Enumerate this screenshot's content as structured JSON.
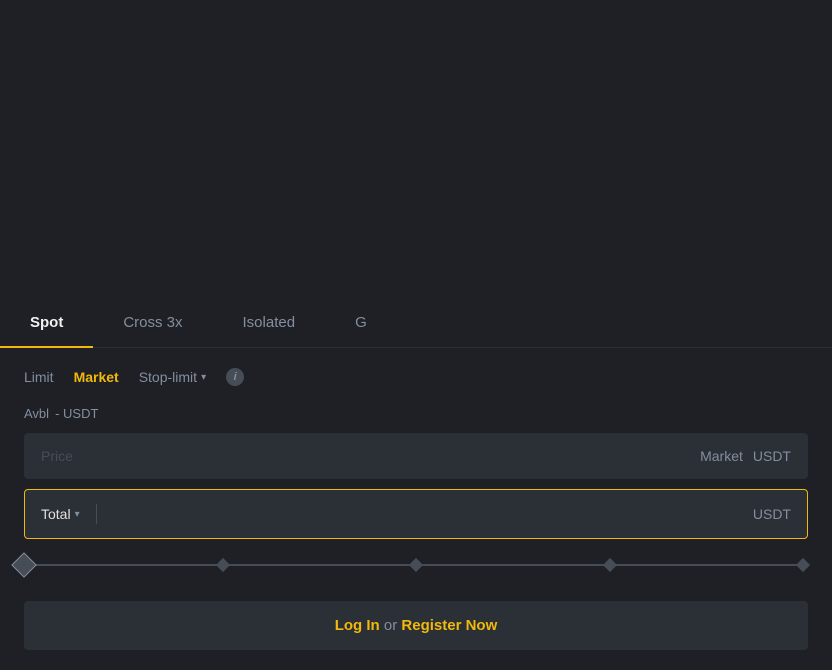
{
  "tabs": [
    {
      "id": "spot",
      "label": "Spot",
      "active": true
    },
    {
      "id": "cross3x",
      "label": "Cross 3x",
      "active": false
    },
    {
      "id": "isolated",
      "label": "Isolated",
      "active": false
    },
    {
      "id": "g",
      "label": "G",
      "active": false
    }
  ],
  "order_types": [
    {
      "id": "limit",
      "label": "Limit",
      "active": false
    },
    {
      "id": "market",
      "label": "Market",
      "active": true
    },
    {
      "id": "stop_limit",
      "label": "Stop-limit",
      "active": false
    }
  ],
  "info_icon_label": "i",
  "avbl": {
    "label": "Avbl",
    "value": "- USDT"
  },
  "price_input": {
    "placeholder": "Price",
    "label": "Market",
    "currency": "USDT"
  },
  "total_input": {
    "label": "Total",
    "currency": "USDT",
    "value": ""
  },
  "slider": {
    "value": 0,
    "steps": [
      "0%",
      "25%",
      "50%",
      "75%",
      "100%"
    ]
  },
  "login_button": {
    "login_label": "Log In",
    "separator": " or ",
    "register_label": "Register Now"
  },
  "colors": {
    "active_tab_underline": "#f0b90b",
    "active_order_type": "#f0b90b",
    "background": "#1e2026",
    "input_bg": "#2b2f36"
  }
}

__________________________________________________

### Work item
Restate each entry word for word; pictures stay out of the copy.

### Solution to the exercise
Enumerate this screenshot's content as structured JSON.
{
  "tabs": [
    {
      "id": "spot",
      "label": "Spot",
      "active": true
    },
    {
      "id": "cross3x",
      "label": "Cross 3x",
      "active": false
    },
    {
      "id": "isolated",
      "label": "Isolated",
      "active": false
    },
    {
      "id": "g",
      "label": "G",
      "active": false
    }
  ],
  "order_types": [
    {
      "id": "limit",
      "label": "Limit",
      "active": false
    },
    {
      "id": "market",
      "label": "Market",
      "active": true
    },
    {
      "id": "stop_limit",
      "label": "Stop-limit",
      "active": false
    }
  ],
  "info_icon_label": "i",
  "avbl": {
    "label": "Avbl",
    "value": "- USDT"
  },
  "price_input": {
    "placeholder": "Price",
    "label": "Market",
    "currency": "USDT"
  },
  "total_input": {
    "label": "Total",
    "currency": "USDT",
    "value": ""
  },
  "slider": {
    "value": 0,
    "steps": [
      "0%",
      "25%",
      "50%",
      "75%",
      "100%"
    ]
  },
  "login_button": {
    "login_label": "Log In",
    "separator": " or ",
    "register_label": "Register Now"
  },
  "colors": {
    "active_tab_underline": "#f0b90b",
    "active_order_type": "#f0b90b",
    "background": "#1e2026",
    "input_bg": "#2b2f36"
  }
}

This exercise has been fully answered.